as a hobo; participates in Socialist activism; resolves to educate himself; The Call of the Great North 1897-1902 Prospecting for gold in Alaska and the Yukon; returns home to write; first publication of his short stories; Celebrity 1902-1904 Newfound social status; marriage and birth of two daughters; newspaper journalist; The People of the Abyss and The Call of the Wild are published; purchases the Spray; War Correspondent 1904 Reporting in Korea during the Russo-
Japanese War; The Valley of the Moon 1904-1906 Divorce, and second marriage; family life; writes White Fang, continues political activism; San Francisco Earthquake 1906-1907 Makes plans to sail around the world; eyewitness report of the earthquake; The Snark, Pacific Travels 1907-1908 San Francisco, Hawaii, the
Marquesas Islands, Tahiti and Samoa; The Snark, Conflict in the Black Islands 1908 to 1909 Melanesia (Fiji, New Hebrides, Solomon Islands). Conflict in the region, illness forces his return home; Return to California 1909-1911 Becomes a landowner; granddaughter dies; purchases the Roamer sailboat; builds "Wolf
House"; moves to Glen Eden cottage; Close Calls 1911-1913 Personal disasters and heartbreaks, wife's miscarriage, loses Wolf House to fire, begins drinking heavily; Jack London Films 1913-1914 Works in Hollywood on film adaptations of his works; Vera Cruz 1914-1916 Reporting for William Randolph Hearst on the American military intervention in Mexico; articles supporting Washington, conflict with Socialist Party; Between Glen Eden and Hawaii 1914 to 1916 Heavy financial losses; health deteriorates; convalesces in Hawaii; discovers psychoanalysis and Jung; death at Glen Eden.
Jack London lived his meteoric life during a time of tumultuous change in North America.

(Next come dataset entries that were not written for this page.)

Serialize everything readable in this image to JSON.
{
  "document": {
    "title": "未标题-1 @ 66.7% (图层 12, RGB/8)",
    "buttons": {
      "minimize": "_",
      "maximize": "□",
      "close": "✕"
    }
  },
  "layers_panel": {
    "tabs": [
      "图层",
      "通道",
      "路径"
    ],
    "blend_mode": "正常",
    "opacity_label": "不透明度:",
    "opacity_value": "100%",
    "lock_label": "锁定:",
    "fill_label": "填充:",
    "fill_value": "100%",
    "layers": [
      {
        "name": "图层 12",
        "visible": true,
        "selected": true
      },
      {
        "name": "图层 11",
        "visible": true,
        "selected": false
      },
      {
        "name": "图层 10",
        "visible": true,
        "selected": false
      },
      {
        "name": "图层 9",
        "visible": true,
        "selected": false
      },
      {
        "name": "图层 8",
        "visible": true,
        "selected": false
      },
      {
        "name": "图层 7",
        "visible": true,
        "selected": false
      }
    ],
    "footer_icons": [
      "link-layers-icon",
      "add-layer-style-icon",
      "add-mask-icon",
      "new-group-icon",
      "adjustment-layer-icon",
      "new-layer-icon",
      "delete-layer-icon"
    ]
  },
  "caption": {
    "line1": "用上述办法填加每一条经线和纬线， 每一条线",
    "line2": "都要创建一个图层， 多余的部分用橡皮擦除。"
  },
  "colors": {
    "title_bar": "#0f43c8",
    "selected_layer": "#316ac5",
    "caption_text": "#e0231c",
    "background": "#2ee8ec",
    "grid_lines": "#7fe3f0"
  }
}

The Lives of Jack London is an engrossing and beautifully illustrated retelling of the vibrant and ultimately tragic life of one of America's greatest writers.